The government also cut its growth outlook for the fiscal year to June next year as the mining-driven economy grapples with a Chinese slowdown that has seen prices of commodities tumble.
With national polls approaching, Australian Treasurer Chris Bowen said tough conditions had seen a further A$33.3 billion wiped off revenue estimates over the next four years. This, he said, had forced the ruling Labor party into A$17.4 billion of “responsible savings.”
The statement’s release added to speculation that Australian Prime Minister Kevin Rudd could call an election as early as this weekend, having now outlined fresh budget numbers, as well as new policies on a raft of key issues.
The government also upped its forecast unemployment rate for the 2013-2014 fiscal year by 50 basis points to 6.25 percent.

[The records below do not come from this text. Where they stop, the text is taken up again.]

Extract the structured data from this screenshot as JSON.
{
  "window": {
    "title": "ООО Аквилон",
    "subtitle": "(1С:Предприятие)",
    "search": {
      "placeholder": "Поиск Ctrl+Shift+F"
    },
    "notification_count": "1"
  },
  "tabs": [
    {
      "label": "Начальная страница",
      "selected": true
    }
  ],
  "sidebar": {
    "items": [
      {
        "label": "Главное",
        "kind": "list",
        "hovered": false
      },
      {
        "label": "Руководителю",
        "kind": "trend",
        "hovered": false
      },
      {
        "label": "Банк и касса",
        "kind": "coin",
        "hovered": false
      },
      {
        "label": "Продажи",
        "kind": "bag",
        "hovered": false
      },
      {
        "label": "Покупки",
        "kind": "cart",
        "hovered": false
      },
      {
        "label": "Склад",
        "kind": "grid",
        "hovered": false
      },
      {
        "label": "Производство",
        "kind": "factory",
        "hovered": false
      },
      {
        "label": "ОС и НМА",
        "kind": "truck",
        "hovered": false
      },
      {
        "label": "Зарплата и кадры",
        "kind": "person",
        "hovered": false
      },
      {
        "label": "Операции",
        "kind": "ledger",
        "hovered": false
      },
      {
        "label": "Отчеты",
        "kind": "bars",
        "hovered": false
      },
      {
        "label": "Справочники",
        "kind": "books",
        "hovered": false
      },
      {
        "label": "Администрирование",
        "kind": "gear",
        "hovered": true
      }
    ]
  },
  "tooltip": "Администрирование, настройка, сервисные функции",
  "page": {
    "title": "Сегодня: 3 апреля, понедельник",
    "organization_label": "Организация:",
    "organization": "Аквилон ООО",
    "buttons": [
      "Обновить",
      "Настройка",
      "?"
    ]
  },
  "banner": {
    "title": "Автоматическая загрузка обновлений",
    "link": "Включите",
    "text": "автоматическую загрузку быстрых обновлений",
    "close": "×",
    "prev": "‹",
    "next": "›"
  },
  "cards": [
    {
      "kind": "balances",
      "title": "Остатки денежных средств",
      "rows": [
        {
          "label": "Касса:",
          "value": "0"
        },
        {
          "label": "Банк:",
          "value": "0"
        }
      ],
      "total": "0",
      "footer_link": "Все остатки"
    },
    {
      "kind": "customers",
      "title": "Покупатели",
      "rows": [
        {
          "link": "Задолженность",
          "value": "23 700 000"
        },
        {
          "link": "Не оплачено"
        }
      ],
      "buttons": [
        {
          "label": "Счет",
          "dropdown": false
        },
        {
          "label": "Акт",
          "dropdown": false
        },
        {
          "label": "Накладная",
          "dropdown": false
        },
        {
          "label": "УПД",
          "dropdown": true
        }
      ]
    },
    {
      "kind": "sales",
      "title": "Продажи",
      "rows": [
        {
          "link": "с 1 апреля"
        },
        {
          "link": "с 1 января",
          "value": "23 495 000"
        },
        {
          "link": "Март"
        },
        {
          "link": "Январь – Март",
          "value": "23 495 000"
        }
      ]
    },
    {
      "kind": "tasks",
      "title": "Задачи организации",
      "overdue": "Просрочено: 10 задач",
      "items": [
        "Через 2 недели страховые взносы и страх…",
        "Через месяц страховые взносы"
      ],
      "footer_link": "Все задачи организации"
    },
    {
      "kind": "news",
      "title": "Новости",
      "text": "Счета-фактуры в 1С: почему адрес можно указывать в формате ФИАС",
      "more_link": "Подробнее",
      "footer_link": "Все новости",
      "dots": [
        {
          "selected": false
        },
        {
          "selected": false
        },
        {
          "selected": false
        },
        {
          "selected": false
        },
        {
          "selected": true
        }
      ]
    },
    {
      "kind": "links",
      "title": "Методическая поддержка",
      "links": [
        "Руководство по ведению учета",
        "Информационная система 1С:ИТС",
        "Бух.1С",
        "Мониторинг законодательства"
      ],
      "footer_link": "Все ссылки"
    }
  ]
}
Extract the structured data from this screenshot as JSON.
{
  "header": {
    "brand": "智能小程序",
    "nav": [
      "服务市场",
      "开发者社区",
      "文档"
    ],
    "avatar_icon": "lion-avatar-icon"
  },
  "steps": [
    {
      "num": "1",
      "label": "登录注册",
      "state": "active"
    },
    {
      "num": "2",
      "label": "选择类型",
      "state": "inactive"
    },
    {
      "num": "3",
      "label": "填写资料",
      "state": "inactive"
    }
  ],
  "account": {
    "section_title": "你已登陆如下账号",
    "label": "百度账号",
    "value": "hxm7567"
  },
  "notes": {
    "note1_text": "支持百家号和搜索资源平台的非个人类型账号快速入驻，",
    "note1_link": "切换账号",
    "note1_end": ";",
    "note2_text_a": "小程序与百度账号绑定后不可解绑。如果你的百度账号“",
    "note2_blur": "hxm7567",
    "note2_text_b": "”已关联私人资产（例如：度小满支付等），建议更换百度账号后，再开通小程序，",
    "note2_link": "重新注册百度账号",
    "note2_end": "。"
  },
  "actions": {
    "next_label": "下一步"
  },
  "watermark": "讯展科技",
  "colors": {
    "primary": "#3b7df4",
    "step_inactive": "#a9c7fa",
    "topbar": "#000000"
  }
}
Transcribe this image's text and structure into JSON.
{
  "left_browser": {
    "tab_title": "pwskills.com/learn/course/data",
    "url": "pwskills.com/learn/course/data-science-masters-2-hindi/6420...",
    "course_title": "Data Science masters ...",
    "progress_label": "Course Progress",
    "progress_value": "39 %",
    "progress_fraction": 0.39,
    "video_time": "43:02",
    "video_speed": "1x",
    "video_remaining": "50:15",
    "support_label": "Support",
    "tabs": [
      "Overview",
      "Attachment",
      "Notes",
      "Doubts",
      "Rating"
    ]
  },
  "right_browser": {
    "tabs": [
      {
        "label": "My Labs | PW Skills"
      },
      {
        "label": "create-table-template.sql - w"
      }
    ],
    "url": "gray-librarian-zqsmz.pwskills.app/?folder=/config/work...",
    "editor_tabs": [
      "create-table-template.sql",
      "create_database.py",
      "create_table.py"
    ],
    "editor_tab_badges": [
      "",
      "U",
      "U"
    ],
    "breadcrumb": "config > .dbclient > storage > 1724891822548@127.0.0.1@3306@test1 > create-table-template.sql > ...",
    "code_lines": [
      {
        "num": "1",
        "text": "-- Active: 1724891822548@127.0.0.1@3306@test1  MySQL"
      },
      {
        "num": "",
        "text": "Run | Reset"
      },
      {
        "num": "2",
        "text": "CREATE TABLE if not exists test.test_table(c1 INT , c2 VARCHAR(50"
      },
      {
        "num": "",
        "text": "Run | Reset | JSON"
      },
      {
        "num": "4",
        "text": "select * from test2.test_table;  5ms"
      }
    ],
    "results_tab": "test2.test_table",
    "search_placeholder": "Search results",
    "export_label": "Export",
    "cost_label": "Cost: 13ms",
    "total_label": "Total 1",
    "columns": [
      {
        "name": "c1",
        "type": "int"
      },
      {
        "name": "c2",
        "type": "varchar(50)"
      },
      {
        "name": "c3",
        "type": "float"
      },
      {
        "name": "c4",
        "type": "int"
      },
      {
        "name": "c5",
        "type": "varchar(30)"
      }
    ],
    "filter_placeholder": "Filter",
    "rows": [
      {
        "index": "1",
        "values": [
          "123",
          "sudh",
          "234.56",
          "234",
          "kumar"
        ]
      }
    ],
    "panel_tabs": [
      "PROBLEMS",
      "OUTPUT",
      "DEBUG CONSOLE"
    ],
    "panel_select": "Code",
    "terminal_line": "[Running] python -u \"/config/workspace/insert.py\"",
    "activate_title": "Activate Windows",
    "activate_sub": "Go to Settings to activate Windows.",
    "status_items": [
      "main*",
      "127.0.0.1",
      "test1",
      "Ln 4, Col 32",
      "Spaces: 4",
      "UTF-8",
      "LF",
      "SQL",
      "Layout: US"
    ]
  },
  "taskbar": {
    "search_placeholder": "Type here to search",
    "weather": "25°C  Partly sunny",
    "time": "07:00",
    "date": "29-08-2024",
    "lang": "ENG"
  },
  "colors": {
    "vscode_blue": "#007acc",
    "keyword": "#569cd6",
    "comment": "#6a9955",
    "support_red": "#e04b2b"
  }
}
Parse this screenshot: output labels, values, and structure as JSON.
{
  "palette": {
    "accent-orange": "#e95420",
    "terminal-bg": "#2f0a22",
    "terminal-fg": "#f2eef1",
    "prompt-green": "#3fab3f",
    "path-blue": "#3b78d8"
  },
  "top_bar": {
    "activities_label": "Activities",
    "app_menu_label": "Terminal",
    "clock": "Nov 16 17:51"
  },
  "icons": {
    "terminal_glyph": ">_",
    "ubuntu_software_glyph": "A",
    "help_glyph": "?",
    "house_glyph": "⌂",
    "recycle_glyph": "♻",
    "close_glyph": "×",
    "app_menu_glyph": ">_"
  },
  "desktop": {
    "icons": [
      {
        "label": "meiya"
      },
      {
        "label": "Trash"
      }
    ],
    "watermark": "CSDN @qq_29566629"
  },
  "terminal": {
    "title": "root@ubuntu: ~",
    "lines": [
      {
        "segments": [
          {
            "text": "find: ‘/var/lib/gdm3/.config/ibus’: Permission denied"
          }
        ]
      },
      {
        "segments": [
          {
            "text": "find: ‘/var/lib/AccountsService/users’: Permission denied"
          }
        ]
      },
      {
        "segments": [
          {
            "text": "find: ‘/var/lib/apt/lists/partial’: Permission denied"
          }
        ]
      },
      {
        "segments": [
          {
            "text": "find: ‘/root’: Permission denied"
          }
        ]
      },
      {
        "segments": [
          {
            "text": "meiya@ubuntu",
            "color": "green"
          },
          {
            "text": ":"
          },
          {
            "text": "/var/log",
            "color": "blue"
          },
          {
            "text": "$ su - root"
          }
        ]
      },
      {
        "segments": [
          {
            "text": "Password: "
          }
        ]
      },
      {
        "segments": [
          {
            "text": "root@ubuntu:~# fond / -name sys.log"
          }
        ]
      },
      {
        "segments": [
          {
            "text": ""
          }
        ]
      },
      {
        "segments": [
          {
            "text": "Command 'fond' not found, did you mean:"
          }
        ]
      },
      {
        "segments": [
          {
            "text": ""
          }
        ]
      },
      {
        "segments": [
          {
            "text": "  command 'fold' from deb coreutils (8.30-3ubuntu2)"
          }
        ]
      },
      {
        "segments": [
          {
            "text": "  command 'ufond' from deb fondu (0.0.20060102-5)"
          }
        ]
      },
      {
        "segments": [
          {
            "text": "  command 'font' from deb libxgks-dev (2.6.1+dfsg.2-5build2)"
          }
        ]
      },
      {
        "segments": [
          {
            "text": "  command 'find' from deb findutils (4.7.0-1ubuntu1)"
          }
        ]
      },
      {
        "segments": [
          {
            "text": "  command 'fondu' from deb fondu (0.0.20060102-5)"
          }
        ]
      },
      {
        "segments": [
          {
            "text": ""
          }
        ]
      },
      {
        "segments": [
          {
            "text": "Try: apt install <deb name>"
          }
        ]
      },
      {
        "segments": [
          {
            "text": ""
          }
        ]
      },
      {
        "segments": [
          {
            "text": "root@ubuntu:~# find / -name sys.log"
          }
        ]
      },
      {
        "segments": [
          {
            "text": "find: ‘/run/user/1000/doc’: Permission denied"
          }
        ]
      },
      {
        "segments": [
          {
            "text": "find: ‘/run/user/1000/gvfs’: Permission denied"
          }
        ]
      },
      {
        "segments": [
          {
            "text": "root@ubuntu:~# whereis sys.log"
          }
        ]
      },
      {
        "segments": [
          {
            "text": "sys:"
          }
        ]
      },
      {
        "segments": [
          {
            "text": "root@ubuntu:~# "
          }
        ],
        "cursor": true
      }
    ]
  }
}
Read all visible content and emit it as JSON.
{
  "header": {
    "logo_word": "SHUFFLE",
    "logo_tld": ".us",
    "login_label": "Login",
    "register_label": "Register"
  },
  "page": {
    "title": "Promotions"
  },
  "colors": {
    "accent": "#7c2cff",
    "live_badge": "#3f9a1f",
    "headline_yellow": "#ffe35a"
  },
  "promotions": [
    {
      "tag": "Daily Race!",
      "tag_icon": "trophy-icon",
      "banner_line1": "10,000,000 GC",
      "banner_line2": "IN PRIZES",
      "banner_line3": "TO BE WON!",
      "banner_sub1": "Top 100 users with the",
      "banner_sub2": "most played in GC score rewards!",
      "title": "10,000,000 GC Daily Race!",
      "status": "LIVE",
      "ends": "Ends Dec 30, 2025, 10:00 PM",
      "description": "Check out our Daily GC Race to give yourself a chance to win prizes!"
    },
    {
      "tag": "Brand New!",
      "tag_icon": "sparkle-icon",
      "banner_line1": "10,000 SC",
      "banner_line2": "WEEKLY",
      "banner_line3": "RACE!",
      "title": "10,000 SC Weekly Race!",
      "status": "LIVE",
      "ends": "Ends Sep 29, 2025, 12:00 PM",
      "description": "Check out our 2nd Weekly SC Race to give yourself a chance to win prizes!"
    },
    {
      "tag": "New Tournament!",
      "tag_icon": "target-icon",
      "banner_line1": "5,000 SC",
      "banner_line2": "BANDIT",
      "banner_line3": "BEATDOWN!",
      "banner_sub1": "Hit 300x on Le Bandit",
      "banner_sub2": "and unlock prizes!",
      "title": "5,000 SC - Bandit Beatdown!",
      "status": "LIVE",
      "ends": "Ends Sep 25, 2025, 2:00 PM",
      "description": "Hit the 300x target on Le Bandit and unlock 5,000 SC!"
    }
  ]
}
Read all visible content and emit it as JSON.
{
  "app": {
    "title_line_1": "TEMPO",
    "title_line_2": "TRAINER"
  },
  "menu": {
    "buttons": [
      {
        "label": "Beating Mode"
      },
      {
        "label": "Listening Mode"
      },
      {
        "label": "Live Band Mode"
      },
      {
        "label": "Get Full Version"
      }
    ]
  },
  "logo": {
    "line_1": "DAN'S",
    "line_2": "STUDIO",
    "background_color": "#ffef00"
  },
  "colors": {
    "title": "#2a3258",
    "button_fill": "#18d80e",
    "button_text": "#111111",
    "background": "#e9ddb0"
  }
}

However, while the budget deficit for this fiscal year had ballooned from the A$18 billion forecast in the May budget, Bowen stuck to the government’s plan to return a surplus in 2016-2017.
He said the fall in commodities prices sparked by weakening growth in key export market China meant Australia’s economy would grow 2.5 percent from last month to June next year, slower than the 2.75 percent forecast in May. It is expected to rise to 3 percent for the 2014-2015 fiscal year.
“The transition in the resources sector from a record investment boom to strong growth in production and exports is currently under way,” he said. “This will mean that non-mining sectors of the economy will need to lead growth in the future. This transition poses challenges for the economy.”
AMP chief economist Shane Oliver said he was stunned at the scale of the deficit and speed at which it had worsened.
“I’m shocked by how much it has deteriorated,” he said, adding that the promised return to surplus has been repeatedly delayed.
“We seem to keep pushing out the return to surplus and the return to surplus gets steeper and steeper as time goes by,” he said.
In a bid to plug its revenue shortfall the government this week announced a plan to hike tobacco taxes by 12.5 percent per year over the next four years, to raise more than A$5 billion.
And yesterday, Bowen said he will also tax bank deposits up to A$250,000 at 0.05 percent from 2016, raising a forecast A$733 million in the first 18 months.
Bowen said the cash would go into a new Financial Stability Fund, but will be counted as revenue in the budget, to protect savings in the event of a bank collapse.